What Does Gum Disease Have to Do with Heart Disease? The Family Dentist in Troy Explains the Relationship

Written by Dr. Bentley on Apr 17, 2018

Periodontal disease is a progressive condition where the gum tissue surrounding the teeth becomes infected. Bacteria grow above and below the gum line, eventually causing the gum tissue to separate from teeth.

It is a disease that is far too common, and patients of the family dentist in Troy, OH are often surprised to find there are other serious physical complications associated with the disease.

Periodontal disease, heart disease, and stroke may seem to be completely unrelated, but research has shown that people suffering from gum disease are twice as likely to suffer from coronary heart disease. Researchers have also found that oral infection is a risk factor for stroke.  

Heart Disease and Stroke

Research has further proven that the presence of periodontal disease can aggravate existing heart conditions. Several theories attempt to explain the link between heart disease, stroke and periodontal disease, some of which are:

Oral bacteria affect the heart – There are many different strains of periodontal bacteria. Some of these strains of bacteria can enter the bloodstream and attach to the fatty plaques in the coronary arteries. This buildup contributes to clot formation, putting the individual at higher risk.
Weakened immune system – Individuals who have high levels of oral bacteria may also have weaker immune systems. This may set off a chain of events that have been shown to contribute to the onset of certain forms of heart disease.

Diagnosing Gum Disease

Since periodontal disease appears to be a risk factor for both heart attack and stroke, it is essential to seek immediate treatment. Your family dentist will conduct a thorough examination to assess the exact condition of the teeth, gums, and jawbone.  

Treating Gum Disease

Mild gum disease, or gingivitis, can usually be treated with a thorough professional cleaning and improved oral hygiene habits. Periodontitis, the severe form of gum disease may require a deep cleaning treatment, antibiotics, and increased frequency of cleanings in the future.
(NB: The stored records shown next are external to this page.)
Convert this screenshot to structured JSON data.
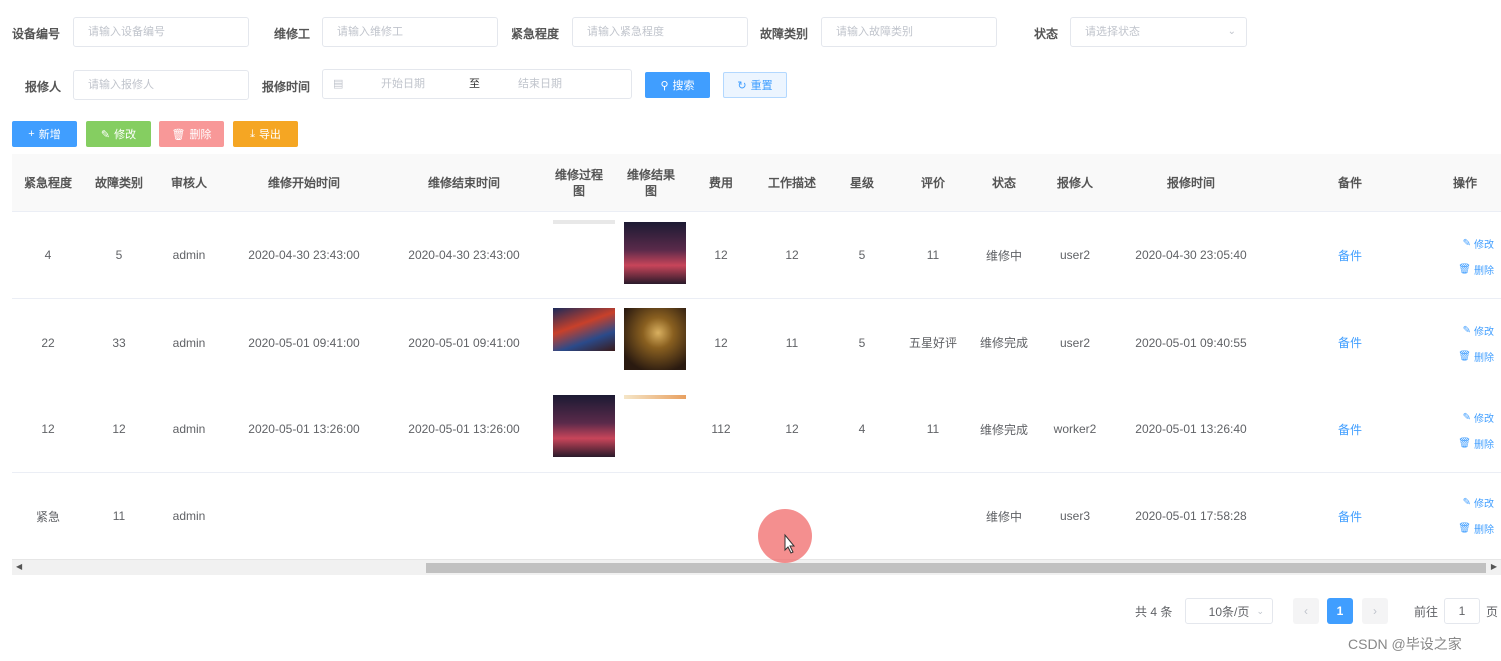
{
  "filters": {
    "device_label": "设备编号",
    "device_ph": "请输入设备编号",
    "repairer_label": "维修工",
    "repairer_ph": "请输入维修工",
    "urgency_label": "紧急程度",
    "urgency_ph": "请输入紧急程度",
    "fault_label": "故障类别",
    "fault_ph": "请输入故障类别",
    "status_label": "状态",
    "status_ph": "请选择状态",
    "reporter_label": "报修人",
    "reporter_ph": "请输入报修人",
    "time_label": "报修时间",
    "start_ph": "开始日期",
    "range_sep": "至",
    "end_ph": "结束日期",
    "search_btn": "搜索",
    "reset_btn": "重置"
  },
  "toolbar": {
    "add": "新增",
    "edit": "修改",
    "delete": "删除",
    "export": "导出"
  },
  "columns": [
    "紧急程度",
    "故障类别",
    "审核人",
    "维修开始时间",
    "维修结束时间",
    "维修过程图",
    "维修结果图",
    "费用",
    "工作描述",
    "星级",
    "评价",
    "状态",
    "报修人",
    "报修时间",
    "备件",
    "操作"
  ],
  "rows": [
    {
      "urgency": "4",
      "fault": "5",
      "auditor": "admin",
      "start": "2020-04-30 23:43:00",
      "end": "2020-04-30 23:43:00",
      "cost": "12",
      "desc": "12",
      "stars": "5",
      "review": "11",
      "status": "维修中",
      "reporter": "user2",
      "time": "2020-04-30 23:05:40",
      "parts": "备件",
      "edit": "修改",
      "del": "删除"
    },
    {
      "urgency": "22",
      "fault": "33",
      "auditor": "admin",
      "start": "2020-05-01 09:41:00",
      "end": "2020-05-01 09:41:00",
      "cost": "12",
      "desc": "11",
      "stars": "5",
      "review": "五星好评",
      "status": "维修完成",
      "reporter": "user2",
      "time": "2020-05-01 09:40:55",
      "parts": "备件",
      "edit": "修改",
      "del": "删除"
    },
    {
      "urgency": "12",
      "fault": "12",
      "auditor": "admin",
      "start": "2020-05-01 13:26:00",
      "end": "2020-05-01 13:26:00",
      "cost": "112",
      "desc": "12",
      "stars": "4",
      "review": "11",
      "status": "维修完成",
      "reporter": "worker2",
      "time": "2020-05-01 13:26:40",
      "parts": "备件",
      "edit": "修改",
      "del": "删除"
    },
    {
      "urgency": "紧急",
      "fault": "11",
      "auditor": "admin",
      "start": "",
      "end": "",
      "cost": "",
      "desc": "",
      "stars": "",
      "review": "",
      "status": "维修中",
      "reporter": "user3",
      "time": "2020-05-01 17:58:28",
      "parts": "备件",
      "edit": "修改",
      "del": "删除"
    }
  ],
  "pagination": {
    "total": "共 4 条",
    "page_size": "10条/页",
    "current": "1",
    "goto_label": "前往",
    "goto_value": "1",
    "page_suffix": "页"
  },
  "watermark": "CSDN @毕设之家",
  "colors": {
    "primary": "#409eff",
    "success": "#85ce61",
    "danger": "#f89898",
    "warning": "#f5a623"
  }
}
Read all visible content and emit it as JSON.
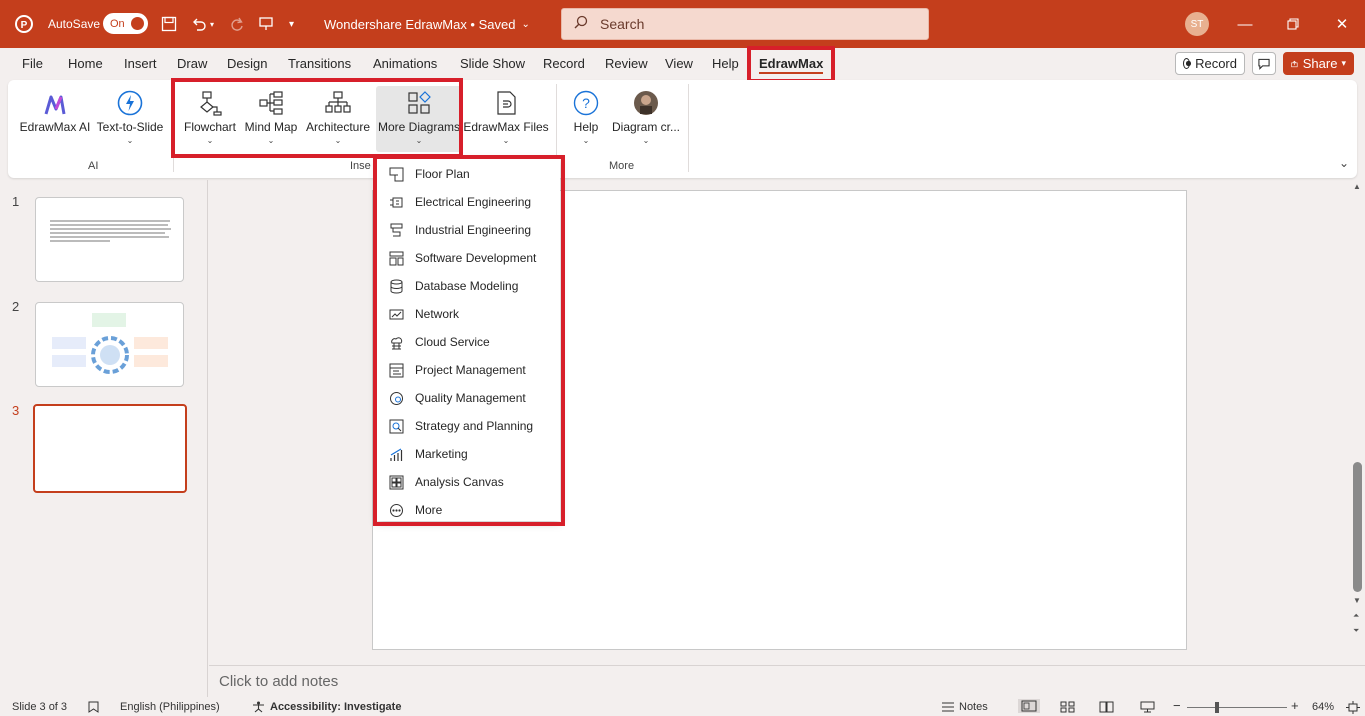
{
  "titlebar": {
    "autosave_label": "AutoSave",
    "autosave_state": "On",
    "doc_title": "Wondershare EdrawMax • Saved",
    "search_placeholder": "Search",
    "user_initials": "ST",
    "accent_color": "#c43e1c"
  },
  "menu": {
    "tabs": [
      "File",
      "Home",
      "Insert",
      "Draw",
      "Design",
      "Transitions",
      "Animations",
      "Slide Show",
      "Record",
      "Review",
      "View",
      "Help",
      "EdrawMax"
    ],
    "active_tab": "EdrawMax",
    "record_label": "Record",
    "share_label": "Share"
  },
  "ribbon": {
    "ai_group": {
      "label": "AI",
      "buttons": [
        "EdrawMax AI",
        "Text-to-Slide"
      ]
    },
    "insert_group": {
      "label": "Inse",
      "buttons": [
        "Flowchart",
        "Mind Map",
        "Architecture",
        "More Diagrams",
        "EdrawMax Files"
      ]
    },
    "more_group": {
      "label": "More",
      "buttons": [
        "Help",
        "Diagram cr..."
      ]
    }
  },
  "dropdown": {
    "items": [
      {
        "label": "Floor Plan",
        "icon": "floor-plan-icon"
      },
      {
        "label": "Electrical Engineering",
        "icon": "electrical-icon"
      },
      {
        "label": "Industrial Engineering",
        "icon": "industrial-icon"
      },
      {
        "label": "Software Development",
        "icon": "software-icon"
      },
      {
        "label": "Database Modeling",
        "icon": "database-icon"
      },
      {
        "label": "Network",
        "icon": "network-icon"
      },
      {
        "label": "Cloud Service",
        "icon": "cloud-icon"
      },
      {
        "label": "Project Management",
        "icon": "project-icon"
      },
      {
        "label": "Quality Management",
        "icon": "quality-icon"
      },
      {
        "label": "Strategy and Planning",
        "icon": "strategy-icon"
      },
      {
        "label": "Marketing",
        "icon": "marketing-icon"
      },
      {
        "label": "Analysis Canvas",
        "icon": "analysis-icon"
      },
      {
        "label": "More",
        "icon": "more-icon"
      }
    ]
  },
  "slides": {
    "numbers": [
      "1",
      "2",
      "3"
    ],
    "active": "3"
  },
  "notes": {
    "placeholder": "Click to add notes"
  },
  "status": {
    "slide_counter": "Slide 3 of 3",
    "language": "English (Philippines)",
    "accessibility": "Accessibility: Investigate",
    "notes_label": "Notes",
    "zoom": "64%"
  }
}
Call Today to Arrange An Appointment

Don’t put your oral and general health at risk. Call the family dentist in Troy, OH today to arrange an appointment to make sure you’re protected.